While it’s still very early in the 2017-2018 flu season, it’s important for healthcare providers and patients to receive the flu vaccine immediately if they haven’t received one already. Nurses should take time to talk to patients about flu vaccines. They should also share the potential complications and risks that come with not receiving a flu vaccine. Nurses should also educate patients on how they can monitor themselves and family members for symptoms of the flu. Patients should also be instructed on when it’s time to get medical help.
Properly educating the general public can help decrease the spread of the flu and reduce the instances of flu-related complications and deaths. It’s especially important for nurses to have in-depth discussions about the flu virus with parents of babies, pregnant women, elderly patients, and patients who have multiple comorbidities, since these are high-risk populations.
Every flu season comes with unique challenges. Nurses are in a unique position to educate patients on the importance of vaccinations and other steps that can be taken to prevent the spread of the flu.

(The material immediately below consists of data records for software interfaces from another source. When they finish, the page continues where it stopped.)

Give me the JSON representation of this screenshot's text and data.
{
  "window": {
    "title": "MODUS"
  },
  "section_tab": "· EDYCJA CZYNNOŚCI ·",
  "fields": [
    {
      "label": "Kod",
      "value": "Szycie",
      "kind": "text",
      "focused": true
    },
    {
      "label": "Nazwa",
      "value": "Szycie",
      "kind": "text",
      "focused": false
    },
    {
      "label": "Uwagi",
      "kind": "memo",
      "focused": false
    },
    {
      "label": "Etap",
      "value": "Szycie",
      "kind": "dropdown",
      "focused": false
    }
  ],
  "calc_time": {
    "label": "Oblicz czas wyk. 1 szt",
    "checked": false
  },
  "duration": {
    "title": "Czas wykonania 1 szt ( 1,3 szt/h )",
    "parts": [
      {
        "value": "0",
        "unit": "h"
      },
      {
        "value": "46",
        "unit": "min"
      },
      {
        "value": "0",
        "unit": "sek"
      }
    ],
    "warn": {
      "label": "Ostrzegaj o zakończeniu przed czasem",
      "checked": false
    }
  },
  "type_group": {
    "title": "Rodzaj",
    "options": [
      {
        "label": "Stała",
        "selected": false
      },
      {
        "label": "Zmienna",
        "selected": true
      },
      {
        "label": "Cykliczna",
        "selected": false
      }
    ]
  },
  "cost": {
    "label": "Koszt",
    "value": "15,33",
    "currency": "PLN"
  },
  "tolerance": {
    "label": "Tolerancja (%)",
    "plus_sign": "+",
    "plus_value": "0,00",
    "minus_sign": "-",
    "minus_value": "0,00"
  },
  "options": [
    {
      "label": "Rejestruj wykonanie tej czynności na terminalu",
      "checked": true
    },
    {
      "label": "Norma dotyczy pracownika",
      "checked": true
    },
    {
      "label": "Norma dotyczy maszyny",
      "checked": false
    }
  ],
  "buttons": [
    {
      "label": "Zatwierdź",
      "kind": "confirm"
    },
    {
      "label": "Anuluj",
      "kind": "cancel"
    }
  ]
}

Taking personal precautions and staying up-to-date on this season’s flu strains and vaccine recommendations allow nurses to take essential steps to help decrease the number of influenza-related illnesses and deaths within their own community.